Start of Block
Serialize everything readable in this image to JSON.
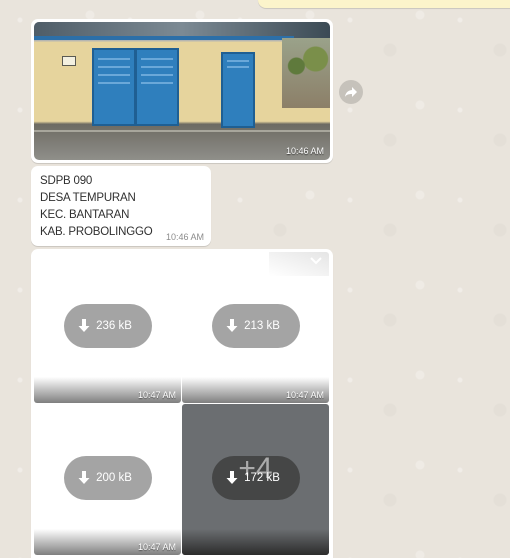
{
  "messages": {
    "photo": {
      "time": "10:46 AM"
    },
    "text": {
      "lines": [
        "SDPB 090",
        "DESA TEMPURAN",
        "KEC. BANTARAN",
        "KAB. PROBOLINGGO"
      ],
      "time": "10:46 AM"
    },
    "album": {
      "tiles": [
        {
          "size": "236 kB",
          "time": "10:47 AM"
        },
        {
          "size": "213 kB",
          "time": "10:47 AM"
        },
        {
          "size": "200 kB",
          "time": "10:47 AM"
        },
        {
          "size": "172 kB",
          "more": "+4"
        }
      ]
    }
  },
  "icons": {
    "forward": "forward-icon",
    "download": "download-arrow-icon",
    "menu": "chevron-down-icon"
  },
  "colors": {
    "chat_background": "#e9e4dc",
    "bubble": "#ffffff",
    "outgoing_bubble": "#fcf4cb",
    "download_pill": "#a4a4a4"
  }
}
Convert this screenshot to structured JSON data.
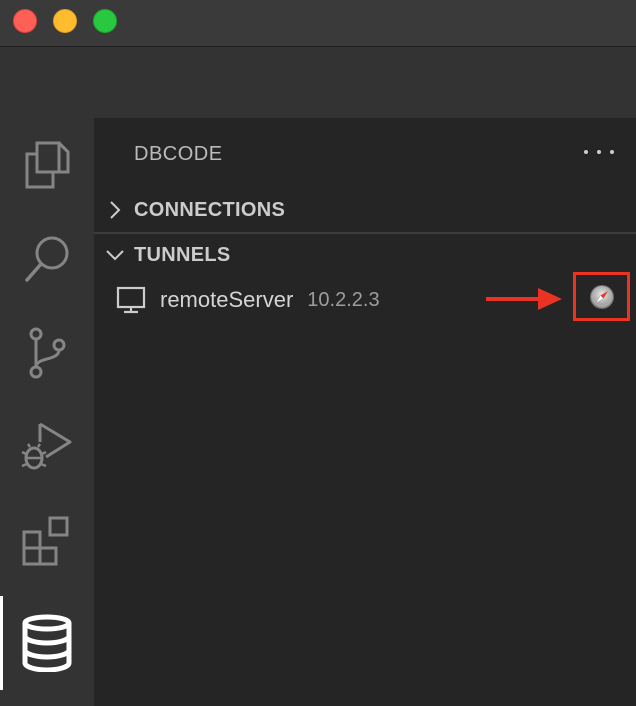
{
  "window": {
    "traffic_lights": [
      "close",
      "minimize",
      "zoom"
    ],
    "colors": {
      "close": "#fe5f57",
      "minimize": "#febc2e",
      "zoom": "#28c840"
    }
  },
  "activity_bar": {
    "items": [
      {
        "id": "explorer",
        "icon": "files-icon"
      },
      {
        "id": "search",
        "icon": "search-icon"
      },
      {
        "id": "source-control",
        "icon": "source-control-icon"
      },
      {
        "id": "run-debug",
        "icon": "run-debug-icon"
      },
      {
        "id": "extensions",
        "icon": "extensions-icon"
      },
      {
        "id": "dbcode",
        "icon": "database-icon",
        "active": true
      }
    ]
  },
  "sidebar": {
    "title": "DBCODE",
    "more_actions_icon": "ellipsis-icon",
    "sections": [
      {
        "label": "CONNECTIONS",
        "expanded": false
      },
      {
        "label": "TUNNELS",
        "expanded": true
      }
    ],
    "tunnels": [
      {
        "name": "remoteServer",
        "host": "10.2.2.3",
        "icon": "monitor-icon",
        "action_icon": "compass-icon"
      }
    ]
  },
  "annotation": {
    "arrow_color": "#ea3323",
    "highlight_color": "#ea3323"
  }
}
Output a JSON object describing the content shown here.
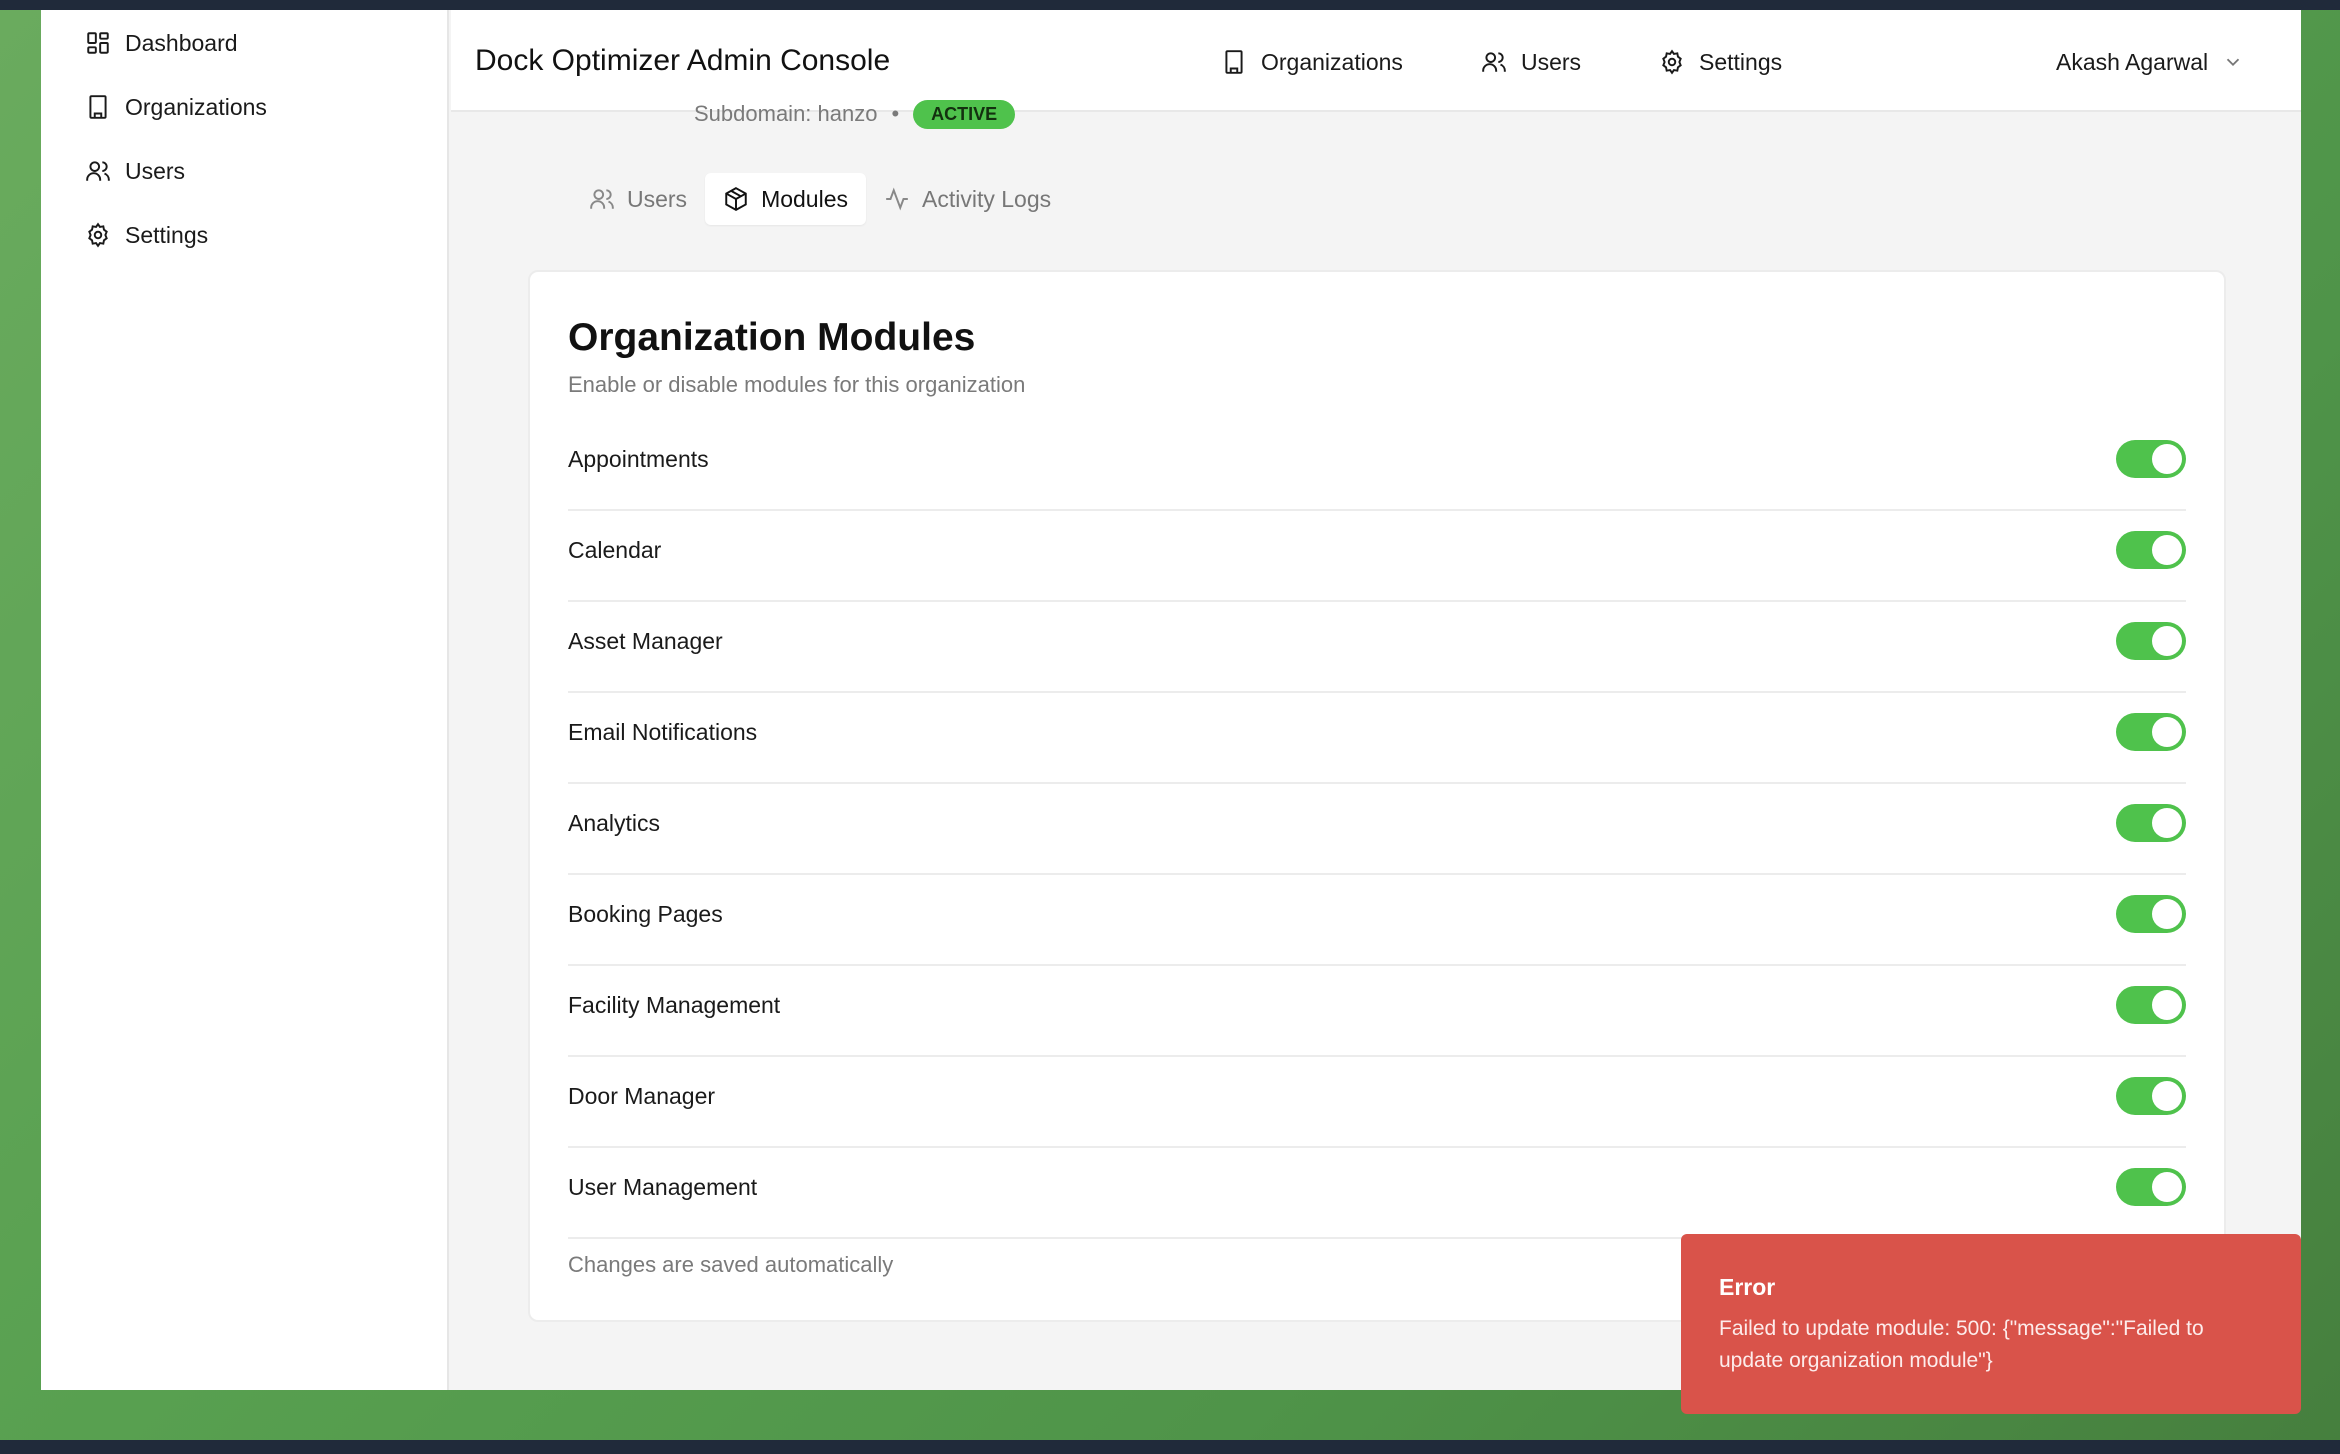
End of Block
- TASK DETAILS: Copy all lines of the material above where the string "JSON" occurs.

- EXERCISE ANSWER:
Serialize everything readable in this image to JSON.
Convert this screenshot to structured JSON data.
Output a JSON object describing the content shown here.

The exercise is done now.